“Show me the incentive and I will show you the outcome.”— Charlie Munger
In a 1975 paper, British economist Charles Goodhart wrote, “Any observed statistical regularity will tend to collapse once pressure is placed upon it for control purposes.” This provided the genesis for Goodhart’s Law, which is commonly stated: When a measure becomes a target, it ceases to be a good measure. Anytime we use a number as a proxy for an outcome, we risk creating a host of unintended consequences. This appears to be especially true when it involves incentives.
When British Colonial officials offered a bounty to reduce the number of cobras in Dehli, it started out fine. Locals eliminated the deadly snakes faster than Rikki-Tikki-Tavi. Then something unexpected happened. Some enterprising people started breeding cobras to collect bounties. When the Brits figured this out, they ended the program. When the program ended, the cobra breeders released their vipers back into the wild. Then, déjà vu, they had a cobra problem again. Only worse than before!
A century later, the Wells Fargo banking company saw that opening new accounts correlated with profits and growth. They went all in on the metric. Branches that did well got bonuses and managers got promotions for creating accounts. Eventually motivated employees started gaming the system, opening over 1.5 million accounts without customer authorization. Can you spell “fraud”? The Consumer Financial Protection Bureau spelled it out to the tune of a $185 million fine.

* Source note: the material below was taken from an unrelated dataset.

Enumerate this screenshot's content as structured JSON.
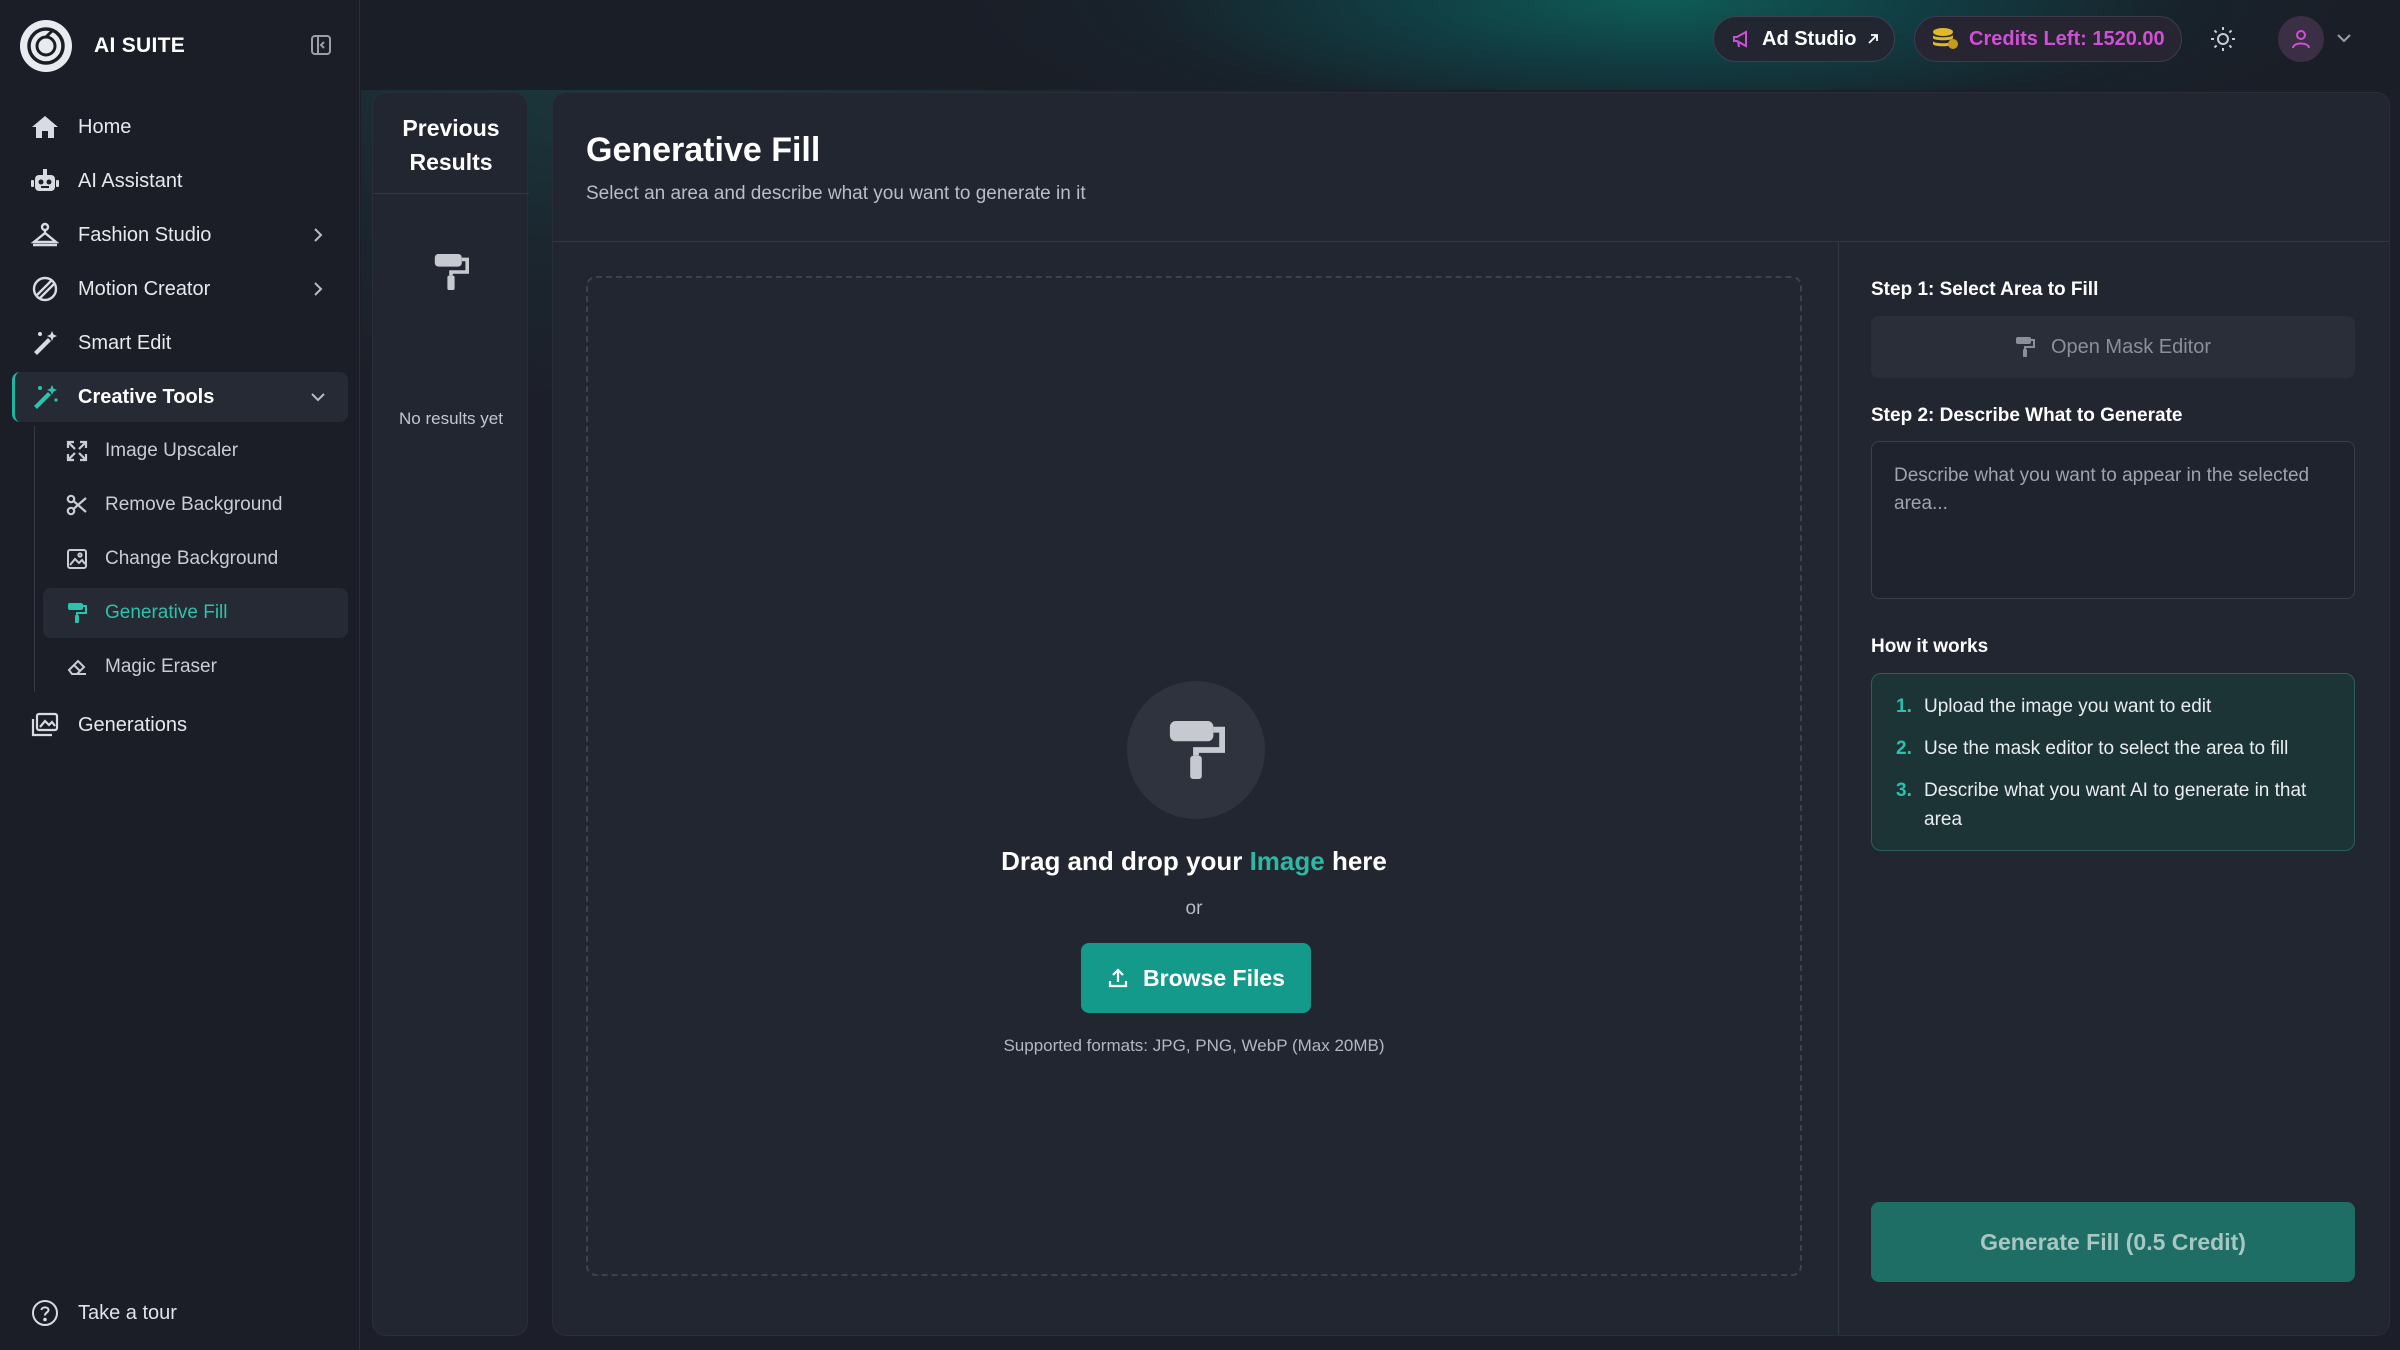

The most common place we see Goodhart’s Law in real estate is when agents create incentives around a leading indicator of profit such as appointments. When inside sales agents (ISAs) receive a financial reward for setting appointments, the percentage of signed buyer and seller agreements typically goes down. Suddenly agents are saying the appointments are a waste of time, while ISAs counter that agents lack sales skills. Sorting this is like mediating which kindergartner hit who first on the playground. Savvy can agents bypass this confusion by moving the incentives to the signed agreement, or better still, the closing.
Here is the takeaway: Be wary of marrying incentives to milestones that don’t yield profit. Listings under contract, listings on the market, and listings taken tend to correlate highly to future profit. Lead generation activities may be the foundation for everything, but they are too far upstream from the closing to reward financially. In the end, you may have to triangulate lead measures to create KPIs immune to Goodhart’s Law.
For The TwentyPercenter the goal is readership. Since I can’t beam into your offices and watch you open these newsletters with glee, I have to track progress in other ways. Subscriber rates alone can be gamed. When you focus too much on the “brag number” of total subscribers, you can end up with an unengaged list, get fined for spam, or worse—blacklisted from email providers. For this newsletter, I track subscriber numbers, open rates, and unsubscribes. Together they paint a fairly accurate picture of readership.
Finally, financial incentives aren’t the only trap. Social incentives can be just as worrisome. Agents focus on public metrics like volume, units, or GCI to the detriment of profit. “Plaques over profits” is a thing. I’ve interviewed more than one top producer who destroyed their P&L pursuing production awards. Stay focused on what really matters, and make sure that your incentives reflect your priorities.
One question to ponder in your thinking time: Are any of my key metrics sabotaging my progress?